With the neoconservative drums beating inside the Washington Beltway, the reshuffling of key positions at RFE and Al-Hurra came as no surprise.
Secretary of State Condoleezza Rice announced in February a major initiative to promote democracy in Iran, including $50 million to increase Persian-language television broadcasts.
Congress also appropriated $21.4 million to expand VOA’s Persian television programming to 12 hours a day, and $14.7 million more for Radio Farda (which means "tomorrow" in Farsi).
In early 2007, the Broadcasting Board of Governors’ chairman, Kenneth Tomlinson, named Gedmin, a former AEI fellow and a founding member, along with Vice President Dick Cheney and former Pentagon chief Donald Rumsfeld, of the Project for the New American Century, as RFE’s director. Gedmin’s new job gave him control over Radio Farda and Voice of America.
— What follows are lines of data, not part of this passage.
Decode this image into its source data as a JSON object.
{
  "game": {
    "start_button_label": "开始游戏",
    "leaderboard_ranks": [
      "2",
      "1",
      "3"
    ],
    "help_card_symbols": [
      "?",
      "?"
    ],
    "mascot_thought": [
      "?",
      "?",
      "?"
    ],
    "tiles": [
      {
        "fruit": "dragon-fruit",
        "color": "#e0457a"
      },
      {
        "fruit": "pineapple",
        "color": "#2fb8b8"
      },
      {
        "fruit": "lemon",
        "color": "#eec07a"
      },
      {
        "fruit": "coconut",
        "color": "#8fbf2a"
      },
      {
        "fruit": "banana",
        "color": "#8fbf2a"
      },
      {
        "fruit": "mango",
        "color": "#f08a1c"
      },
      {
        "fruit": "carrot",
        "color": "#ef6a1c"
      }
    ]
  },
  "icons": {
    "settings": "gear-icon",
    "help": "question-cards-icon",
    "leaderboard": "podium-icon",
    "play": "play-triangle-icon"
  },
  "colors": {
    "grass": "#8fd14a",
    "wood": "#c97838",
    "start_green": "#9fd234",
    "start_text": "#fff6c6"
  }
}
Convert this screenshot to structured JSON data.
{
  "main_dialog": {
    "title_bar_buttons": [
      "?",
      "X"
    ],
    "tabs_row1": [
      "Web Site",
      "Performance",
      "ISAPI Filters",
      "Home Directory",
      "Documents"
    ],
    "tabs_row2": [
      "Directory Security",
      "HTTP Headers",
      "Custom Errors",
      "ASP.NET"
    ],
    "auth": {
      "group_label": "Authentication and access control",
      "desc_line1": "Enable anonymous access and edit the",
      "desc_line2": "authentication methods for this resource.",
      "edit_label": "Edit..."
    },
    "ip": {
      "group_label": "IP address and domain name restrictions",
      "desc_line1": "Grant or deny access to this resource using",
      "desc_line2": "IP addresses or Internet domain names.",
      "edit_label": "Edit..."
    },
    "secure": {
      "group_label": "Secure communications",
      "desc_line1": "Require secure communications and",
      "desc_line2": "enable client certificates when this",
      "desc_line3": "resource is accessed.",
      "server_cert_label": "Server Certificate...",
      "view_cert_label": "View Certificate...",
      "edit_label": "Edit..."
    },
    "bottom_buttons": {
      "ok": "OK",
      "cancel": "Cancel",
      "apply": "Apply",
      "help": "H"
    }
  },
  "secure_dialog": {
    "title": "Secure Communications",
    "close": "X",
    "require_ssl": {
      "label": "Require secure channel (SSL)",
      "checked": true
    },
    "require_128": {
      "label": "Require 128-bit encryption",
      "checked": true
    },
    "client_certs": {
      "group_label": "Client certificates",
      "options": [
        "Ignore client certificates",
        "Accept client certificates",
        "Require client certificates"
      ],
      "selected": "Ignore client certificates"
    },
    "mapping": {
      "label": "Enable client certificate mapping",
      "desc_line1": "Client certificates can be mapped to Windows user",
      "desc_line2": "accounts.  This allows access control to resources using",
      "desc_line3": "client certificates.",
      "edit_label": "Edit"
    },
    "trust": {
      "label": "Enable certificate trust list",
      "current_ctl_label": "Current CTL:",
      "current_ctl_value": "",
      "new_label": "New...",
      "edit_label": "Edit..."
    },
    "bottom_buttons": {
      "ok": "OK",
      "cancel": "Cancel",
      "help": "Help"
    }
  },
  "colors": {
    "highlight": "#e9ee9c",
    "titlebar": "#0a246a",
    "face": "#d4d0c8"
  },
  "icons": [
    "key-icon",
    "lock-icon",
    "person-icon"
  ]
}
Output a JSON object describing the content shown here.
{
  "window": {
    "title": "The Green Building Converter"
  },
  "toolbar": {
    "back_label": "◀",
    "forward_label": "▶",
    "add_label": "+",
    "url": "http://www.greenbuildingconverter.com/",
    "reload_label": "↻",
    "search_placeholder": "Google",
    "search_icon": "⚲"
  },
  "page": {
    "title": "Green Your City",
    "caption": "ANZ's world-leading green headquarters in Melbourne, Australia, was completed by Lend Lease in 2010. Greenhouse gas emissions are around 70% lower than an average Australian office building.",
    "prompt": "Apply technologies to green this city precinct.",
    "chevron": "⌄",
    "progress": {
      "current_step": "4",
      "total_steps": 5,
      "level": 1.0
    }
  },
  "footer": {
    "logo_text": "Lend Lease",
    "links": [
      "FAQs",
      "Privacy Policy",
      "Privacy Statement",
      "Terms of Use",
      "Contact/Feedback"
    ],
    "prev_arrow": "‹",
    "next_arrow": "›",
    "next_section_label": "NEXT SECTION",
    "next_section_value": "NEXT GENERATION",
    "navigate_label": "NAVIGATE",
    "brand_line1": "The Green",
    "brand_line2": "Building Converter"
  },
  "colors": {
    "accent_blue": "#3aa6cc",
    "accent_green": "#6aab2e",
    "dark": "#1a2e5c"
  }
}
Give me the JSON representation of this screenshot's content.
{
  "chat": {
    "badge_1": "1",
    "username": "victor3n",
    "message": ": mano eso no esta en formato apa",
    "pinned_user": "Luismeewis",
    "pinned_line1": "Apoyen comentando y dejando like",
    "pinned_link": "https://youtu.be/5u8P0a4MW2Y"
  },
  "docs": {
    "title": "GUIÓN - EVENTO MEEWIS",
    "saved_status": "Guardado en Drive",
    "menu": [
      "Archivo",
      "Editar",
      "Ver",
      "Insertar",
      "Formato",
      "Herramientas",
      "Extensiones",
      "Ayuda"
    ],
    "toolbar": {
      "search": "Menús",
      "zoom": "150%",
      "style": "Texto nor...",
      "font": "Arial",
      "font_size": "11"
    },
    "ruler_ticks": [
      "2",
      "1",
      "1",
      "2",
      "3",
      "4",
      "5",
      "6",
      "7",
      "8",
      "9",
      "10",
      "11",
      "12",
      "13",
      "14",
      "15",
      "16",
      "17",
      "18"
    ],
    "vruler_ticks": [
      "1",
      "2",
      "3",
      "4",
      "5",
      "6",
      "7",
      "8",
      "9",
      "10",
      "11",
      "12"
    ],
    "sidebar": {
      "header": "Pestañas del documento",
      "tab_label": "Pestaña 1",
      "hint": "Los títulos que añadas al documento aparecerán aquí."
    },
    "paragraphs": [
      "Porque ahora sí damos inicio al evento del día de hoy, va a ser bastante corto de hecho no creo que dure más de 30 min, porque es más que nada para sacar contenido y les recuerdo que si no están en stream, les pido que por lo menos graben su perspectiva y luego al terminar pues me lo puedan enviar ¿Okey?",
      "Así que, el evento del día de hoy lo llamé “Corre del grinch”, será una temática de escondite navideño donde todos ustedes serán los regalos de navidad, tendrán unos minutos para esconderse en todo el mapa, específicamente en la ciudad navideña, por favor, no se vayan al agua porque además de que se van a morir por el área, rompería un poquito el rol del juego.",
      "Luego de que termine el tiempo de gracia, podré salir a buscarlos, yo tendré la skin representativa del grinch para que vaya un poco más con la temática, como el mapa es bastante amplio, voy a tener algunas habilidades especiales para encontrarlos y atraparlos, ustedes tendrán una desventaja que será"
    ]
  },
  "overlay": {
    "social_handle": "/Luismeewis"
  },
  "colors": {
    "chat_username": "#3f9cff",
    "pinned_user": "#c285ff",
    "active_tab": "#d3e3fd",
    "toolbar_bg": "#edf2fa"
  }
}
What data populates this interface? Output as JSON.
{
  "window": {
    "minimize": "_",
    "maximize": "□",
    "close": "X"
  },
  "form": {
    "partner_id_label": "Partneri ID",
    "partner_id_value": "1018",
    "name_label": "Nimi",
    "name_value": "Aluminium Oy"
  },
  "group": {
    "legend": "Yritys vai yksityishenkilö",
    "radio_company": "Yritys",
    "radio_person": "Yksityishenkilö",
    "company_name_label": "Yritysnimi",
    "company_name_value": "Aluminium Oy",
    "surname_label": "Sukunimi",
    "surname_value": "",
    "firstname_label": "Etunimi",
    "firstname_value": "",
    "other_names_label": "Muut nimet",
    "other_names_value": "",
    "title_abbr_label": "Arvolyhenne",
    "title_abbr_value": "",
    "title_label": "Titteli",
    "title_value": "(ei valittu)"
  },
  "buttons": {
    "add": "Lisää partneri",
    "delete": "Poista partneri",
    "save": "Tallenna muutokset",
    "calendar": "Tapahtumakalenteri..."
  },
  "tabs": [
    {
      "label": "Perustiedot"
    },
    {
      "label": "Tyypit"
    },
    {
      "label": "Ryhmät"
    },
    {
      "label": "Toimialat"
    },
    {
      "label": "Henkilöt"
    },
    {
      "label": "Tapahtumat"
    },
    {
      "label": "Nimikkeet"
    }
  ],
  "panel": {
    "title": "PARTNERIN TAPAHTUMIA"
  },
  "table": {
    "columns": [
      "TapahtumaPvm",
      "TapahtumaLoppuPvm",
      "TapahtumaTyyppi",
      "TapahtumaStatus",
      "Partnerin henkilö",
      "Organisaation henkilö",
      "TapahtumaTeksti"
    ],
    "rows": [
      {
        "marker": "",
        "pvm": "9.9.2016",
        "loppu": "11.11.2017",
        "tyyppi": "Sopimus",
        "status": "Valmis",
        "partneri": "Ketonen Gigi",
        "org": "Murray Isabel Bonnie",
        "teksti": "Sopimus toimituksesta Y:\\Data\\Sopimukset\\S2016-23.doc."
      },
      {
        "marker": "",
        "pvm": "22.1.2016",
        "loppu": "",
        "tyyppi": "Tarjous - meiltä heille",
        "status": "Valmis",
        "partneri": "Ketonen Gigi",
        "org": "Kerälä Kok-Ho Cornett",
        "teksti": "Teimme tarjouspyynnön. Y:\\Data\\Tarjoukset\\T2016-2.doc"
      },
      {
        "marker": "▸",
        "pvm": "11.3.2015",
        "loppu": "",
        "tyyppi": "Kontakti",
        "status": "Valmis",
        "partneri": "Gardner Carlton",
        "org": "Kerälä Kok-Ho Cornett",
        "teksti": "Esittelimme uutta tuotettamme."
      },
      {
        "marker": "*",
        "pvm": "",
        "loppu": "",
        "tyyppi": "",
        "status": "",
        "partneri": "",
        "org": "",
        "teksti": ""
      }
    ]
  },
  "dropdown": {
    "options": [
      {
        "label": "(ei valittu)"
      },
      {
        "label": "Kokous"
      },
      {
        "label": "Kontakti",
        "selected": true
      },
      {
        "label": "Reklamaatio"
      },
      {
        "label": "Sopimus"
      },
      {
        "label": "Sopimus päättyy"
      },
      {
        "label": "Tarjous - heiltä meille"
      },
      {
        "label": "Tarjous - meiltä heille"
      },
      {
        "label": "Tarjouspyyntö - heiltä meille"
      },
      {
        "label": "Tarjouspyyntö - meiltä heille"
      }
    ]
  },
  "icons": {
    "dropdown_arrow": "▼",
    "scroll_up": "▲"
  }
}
Some listeners have since noted changes in the tone and content of their programming.
A June 14 VOA broadcast in Persian, for example, featured an original interview with AEI fellow and leading neoconservative Richard Perle on the future of democracy in Iran, as well as a roundtable discussion with Shahryar Ahi, chief organizer of a conference of Iranian opposition groups in Paris. Ahi, an informal liaison during the 1970s between the Shah of Iran Mohammed Reza Pahlavi and the White House, currently works with the Shah’s 45-year-old, Washington-based son, Reza Pahlavi.
Radio Farda has featured three exclusive and well-publicized interviews with Perle, Michael Rubin, yet another AEI fellow, and Pahlavi, according to Hossein Derakhshan, an Iranian blogger whose weblog, hoder.com, is widely read.
As the Bush administration ramps up its offensive against Iran’s regime through VOA and Radio Farda, neoconservatives have also taken aim at Al-Hurra, a U.S.-sponsored Arabic-language satellite television station that broadcasts to 22 countries across the Middle East on an annual budget of more than $70 million.
In early June, Register resigned from Al-Hurra after less than six months on the job, in the wake of a series of public attacks against him and the station’s allegedly anti-U.S. content by neoconservative columnist Joel Mowbray in the opinion pages of the Wall Street Journal.
Mowbray complained that Register was directly responsible for most Al-Hurra broadcasts that, among other things, carried Hezbollah leader Hassan Nasrallah’s December 2006 speech in its entirety, reported uncritically on last year’s Holocaust conference in Iran, and referred to the establishment of Israel in 1948 as "al Naqba," which means "catastrophe" in Arabic.
"Our taxpayer-financed Arabic network was set up to counter Al-Jazeera, not echo it," he wrote.
Since its launch in 2004, Al-Hurra had served as the centerpiece of Washington’s "aggressive post-9/11 courtship of the Arab world" and was "fulfilling its mission" until it hired Register, according to Mowbray.
Yet Register’s predecessor, Mouafac Harb, resigned a month after a scathing report from the U.S. Government Accountability Office (GAO) found that Al-Hurra lacked "a comprehensive, long-term strategic plan" and criticized its reported audience statistics.
Register, a veteran producer and vice president who worked at CNN for 20 years, was supposed to boost the profile of the station, win audience share, and generate political debate. But his attempts to appeal to an Arab audience ostensibly went against the goals of the neoconservative establishment in Washington.
"The conservative crusade against Register demonstrates one of the great difficulties facing any official American broadcasting in the Middle East," wrote Marc Lynch, a professor at George Washington University whose blog, abuaardvark.com, on Arab media and politics is widely read in Washington, in Britain’s Guardian newspaper.
"To be a free and credible media outlet means allowing critics of American policy to speak and covering news that might make America look bad," he noted.
Khody Akhavi is a writer for the Inter Press Service.